■ **WHAT TO WORK ON**:
From the records below, pull each line that has "Press".

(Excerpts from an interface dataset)
- - -

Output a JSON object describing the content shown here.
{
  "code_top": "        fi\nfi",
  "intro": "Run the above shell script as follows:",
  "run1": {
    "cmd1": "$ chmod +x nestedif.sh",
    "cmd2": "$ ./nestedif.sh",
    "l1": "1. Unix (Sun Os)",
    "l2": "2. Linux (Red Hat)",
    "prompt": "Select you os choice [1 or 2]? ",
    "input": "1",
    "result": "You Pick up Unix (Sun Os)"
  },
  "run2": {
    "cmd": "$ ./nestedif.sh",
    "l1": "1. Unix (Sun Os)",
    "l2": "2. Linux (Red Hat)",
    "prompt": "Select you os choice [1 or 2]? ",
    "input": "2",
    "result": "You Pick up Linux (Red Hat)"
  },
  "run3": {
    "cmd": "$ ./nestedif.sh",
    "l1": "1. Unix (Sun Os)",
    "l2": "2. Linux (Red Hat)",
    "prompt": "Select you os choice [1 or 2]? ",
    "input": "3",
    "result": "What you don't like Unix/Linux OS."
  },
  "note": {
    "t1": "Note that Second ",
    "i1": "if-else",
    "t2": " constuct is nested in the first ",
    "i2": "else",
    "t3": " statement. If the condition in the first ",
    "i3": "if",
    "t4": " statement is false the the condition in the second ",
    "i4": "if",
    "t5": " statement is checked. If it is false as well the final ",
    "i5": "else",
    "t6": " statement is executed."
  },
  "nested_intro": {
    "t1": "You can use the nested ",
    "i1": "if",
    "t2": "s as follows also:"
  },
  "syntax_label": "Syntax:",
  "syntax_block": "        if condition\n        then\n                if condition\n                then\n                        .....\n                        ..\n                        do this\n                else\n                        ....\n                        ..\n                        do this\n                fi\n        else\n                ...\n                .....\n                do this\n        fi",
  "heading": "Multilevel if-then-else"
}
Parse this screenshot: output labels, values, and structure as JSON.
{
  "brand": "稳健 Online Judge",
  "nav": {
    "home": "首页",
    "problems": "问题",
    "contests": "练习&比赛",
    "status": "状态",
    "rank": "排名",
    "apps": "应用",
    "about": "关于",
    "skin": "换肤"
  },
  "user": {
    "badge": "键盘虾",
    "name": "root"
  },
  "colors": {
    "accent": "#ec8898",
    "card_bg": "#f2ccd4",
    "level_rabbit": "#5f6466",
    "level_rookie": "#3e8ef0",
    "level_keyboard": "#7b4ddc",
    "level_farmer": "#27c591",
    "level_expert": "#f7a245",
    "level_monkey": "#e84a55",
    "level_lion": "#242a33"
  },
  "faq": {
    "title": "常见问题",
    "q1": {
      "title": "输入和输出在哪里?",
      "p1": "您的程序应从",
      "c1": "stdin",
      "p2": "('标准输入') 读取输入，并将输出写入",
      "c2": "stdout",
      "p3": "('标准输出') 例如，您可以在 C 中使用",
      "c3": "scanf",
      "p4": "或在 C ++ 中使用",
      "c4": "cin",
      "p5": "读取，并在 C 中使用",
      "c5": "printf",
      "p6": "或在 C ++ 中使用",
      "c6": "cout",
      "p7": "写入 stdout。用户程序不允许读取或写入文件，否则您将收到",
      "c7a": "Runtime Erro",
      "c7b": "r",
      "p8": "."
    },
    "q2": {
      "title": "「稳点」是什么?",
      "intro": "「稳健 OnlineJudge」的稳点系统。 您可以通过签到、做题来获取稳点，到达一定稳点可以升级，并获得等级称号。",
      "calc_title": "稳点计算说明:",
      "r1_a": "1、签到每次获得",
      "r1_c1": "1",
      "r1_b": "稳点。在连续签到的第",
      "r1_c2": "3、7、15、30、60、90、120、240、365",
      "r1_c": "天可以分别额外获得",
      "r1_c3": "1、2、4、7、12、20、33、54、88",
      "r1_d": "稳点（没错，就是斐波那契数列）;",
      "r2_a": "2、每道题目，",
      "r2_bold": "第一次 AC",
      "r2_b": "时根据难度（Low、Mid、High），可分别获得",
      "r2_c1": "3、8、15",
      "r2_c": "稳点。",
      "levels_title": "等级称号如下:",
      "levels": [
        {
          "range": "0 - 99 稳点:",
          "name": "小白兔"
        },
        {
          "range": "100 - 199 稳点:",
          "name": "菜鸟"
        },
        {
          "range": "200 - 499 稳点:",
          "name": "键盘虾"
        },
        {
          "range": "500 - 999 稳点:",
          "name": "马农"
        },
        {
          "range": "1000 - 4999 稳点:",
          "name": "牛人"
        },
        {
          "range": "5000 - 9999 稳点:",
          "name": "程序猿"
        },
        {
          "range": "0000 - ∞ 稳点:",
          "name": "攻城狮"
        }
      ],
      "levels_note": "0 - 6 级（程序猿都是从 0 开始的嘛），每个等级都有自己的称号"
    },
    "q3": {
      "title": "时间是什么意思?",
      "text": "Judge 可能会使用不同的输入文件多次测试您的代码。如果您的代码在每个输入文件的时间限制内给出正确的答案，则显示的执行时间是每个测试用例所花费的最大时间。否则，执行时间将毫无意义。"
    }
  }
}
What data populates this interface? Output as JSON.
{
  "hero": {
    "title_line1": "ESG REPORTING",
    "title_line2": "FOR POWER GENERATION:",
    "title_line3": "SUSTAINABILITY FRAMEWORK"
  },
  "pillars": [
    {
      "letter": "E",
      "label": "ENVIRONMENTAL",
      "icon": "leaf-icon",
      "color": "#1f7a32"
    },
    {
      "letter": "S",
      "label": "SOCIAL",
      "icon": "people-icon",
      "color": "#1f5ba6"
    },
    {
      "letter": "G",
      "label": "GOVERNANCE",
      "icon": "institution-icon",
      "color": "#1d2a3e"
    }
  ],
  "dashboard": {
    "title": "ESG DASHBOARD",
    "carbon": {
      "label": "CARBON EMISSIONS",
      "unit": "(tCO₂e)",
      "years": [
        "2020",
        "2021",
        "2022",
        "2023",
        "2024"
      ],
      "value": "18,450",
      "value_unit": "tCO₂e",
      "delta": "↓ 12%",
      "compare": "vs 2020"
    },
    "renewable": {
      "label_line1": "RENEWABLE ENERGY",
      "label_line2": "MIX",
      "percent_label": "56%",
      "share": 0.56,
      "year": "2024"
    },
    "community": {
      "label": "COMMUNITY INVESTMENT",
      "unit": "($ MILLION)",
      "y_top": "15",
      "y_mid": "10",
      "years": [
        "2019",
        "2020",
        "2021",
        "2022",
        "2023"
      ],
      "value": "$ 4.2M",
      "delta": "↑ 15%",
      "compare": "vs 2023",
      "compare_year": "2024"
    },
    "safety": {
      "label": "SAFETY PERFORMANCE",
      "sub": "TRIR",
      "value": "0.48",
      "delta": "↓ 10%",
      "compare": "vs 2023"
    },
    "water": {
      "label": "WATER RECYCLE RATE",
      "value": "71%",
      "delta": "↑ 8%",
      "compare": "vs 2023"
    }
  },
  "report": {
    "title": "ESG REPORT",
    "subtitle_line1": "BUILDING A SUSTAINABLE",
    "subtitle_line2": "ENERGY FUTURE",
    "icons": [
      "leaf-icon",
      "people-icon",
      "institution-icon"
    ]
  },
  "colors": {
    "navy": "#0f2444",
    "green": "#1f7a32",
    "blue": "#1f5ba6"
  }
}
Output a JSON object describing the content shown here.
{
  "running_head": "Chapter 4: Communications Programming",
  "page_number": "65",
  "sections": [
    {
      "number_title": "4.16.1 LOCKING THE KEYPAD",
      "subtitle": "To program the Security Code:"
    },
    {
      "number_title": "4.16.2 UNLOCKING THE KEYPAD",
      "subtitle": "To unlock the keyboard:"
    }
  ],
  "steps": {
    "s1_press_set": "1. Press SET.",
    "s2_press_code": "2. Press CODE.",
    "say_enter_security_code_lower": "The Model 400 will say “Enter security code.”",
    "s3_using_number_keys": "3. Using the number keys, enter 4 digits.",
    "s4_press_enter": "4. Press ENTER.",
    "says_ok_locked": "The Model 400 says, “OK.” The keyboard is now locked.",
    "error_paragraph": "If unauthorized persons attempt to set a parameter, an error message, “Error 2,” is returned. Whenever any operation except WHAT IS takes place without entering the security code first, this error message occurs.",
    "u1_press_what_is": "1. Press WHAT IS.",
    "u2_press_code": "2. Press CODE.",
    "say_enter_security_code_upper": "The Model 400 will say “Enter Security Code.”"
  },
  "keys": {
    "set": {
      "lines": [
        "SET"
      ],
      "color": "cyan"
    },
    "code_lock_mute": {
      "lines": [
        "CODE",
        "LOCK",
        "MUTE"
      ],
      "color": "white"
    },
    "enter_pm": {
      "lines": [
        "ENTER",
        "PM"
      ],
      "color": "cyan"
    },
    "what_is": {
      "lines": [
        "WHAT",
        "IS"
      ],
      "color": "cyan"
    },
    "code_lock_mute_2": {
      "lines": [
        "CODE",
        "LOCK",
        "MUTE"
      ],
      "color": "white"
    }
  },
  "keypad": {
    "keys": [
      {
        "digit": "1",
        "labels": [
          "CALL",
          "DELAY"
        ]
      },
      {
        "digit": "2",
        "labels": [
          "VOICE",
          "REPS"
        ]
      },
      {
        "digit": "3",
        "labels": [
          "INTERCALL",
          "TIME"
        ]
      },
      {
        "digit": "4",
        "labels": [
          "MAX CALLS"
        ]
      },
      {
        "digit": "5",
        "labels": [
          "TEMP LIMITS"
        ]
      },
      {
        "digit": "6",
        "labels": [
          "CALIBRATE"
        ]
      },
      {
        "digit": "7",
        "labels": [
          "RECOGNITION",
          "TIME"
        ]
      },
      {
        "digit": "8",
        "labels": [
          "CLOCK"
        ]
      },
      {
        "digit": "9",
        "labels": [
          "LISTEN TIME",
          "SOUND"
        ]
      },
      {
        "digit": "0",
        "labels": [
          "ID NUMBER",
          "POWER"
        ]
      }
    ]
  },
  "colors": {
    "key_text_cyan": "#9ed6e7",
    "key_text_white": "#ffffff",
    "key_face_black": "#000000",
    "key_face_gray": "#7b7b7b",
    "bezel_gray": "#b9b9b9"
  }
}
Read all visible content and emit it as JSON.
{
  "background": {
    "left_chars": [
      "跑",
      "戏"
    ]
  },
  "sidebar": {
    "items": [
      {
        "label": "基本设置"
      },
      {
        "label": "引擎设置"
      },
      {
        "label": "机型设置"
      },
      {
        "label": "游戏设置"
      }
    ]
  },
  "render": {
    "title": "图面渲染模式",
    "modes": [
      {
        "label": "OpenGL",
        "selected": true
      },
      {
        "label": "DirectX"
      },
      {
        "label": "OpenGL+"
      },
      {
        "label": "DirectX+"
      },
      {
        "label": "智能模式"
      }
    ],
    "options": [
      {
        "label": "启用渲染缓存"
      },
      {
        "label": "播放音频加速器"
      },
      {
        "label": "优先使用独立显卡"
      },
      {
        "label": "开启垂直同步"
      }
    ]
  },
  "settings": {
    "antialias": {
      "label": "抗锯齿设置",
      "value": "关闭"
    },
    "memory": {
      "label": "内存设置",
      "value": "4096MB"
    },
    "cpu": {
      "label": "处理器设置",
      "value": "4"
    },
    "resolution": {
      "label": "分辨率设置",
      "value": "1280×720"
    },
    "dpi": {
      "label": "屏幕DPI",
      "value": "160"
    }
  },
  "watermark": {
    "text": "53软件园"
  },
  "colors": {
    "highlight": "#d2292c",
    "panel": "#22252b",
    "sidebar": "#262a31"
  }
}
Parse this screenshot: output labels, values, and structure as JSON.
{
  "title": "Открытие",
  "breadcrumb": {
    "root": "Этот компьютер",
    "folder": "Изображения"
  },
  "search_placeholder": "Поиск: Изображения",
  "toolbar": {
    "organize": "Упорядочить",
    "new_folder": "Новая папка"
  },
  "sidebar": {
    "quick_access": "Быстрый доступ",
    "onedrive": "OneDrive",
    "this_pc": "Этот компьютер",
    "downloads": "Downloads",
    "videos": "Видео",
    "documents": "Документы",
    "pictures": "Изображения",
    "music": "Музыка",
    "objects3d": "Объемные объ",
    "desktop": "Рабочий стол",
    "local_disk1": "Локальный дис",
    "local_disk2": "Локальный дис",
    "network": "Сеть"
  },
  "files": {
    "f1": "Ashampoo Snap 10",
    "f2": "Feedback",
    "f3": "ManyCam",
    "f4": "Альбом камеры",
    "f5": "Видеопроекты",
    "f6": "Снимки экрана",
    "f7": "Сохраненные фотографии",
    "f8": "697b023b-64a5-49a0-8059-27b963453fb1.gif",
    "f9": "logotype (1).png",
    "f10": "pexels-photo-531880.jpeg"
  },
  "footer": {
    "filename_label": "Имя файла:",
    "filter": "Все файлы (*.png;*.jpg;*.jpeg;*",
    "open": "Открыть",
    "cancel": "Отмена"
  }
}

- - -

■ **SOLUTION FOR THIS TASK**:
    "s1_press_set": "1. Press SET.",
    "s2_press_code": "2. Press CODE.",
    "s4_press_enter": "4. Press ENTER.",
    "u1_press_what_is": "1. Press WHAT IS.",
    "u2_press_code": "2. Press CODE.",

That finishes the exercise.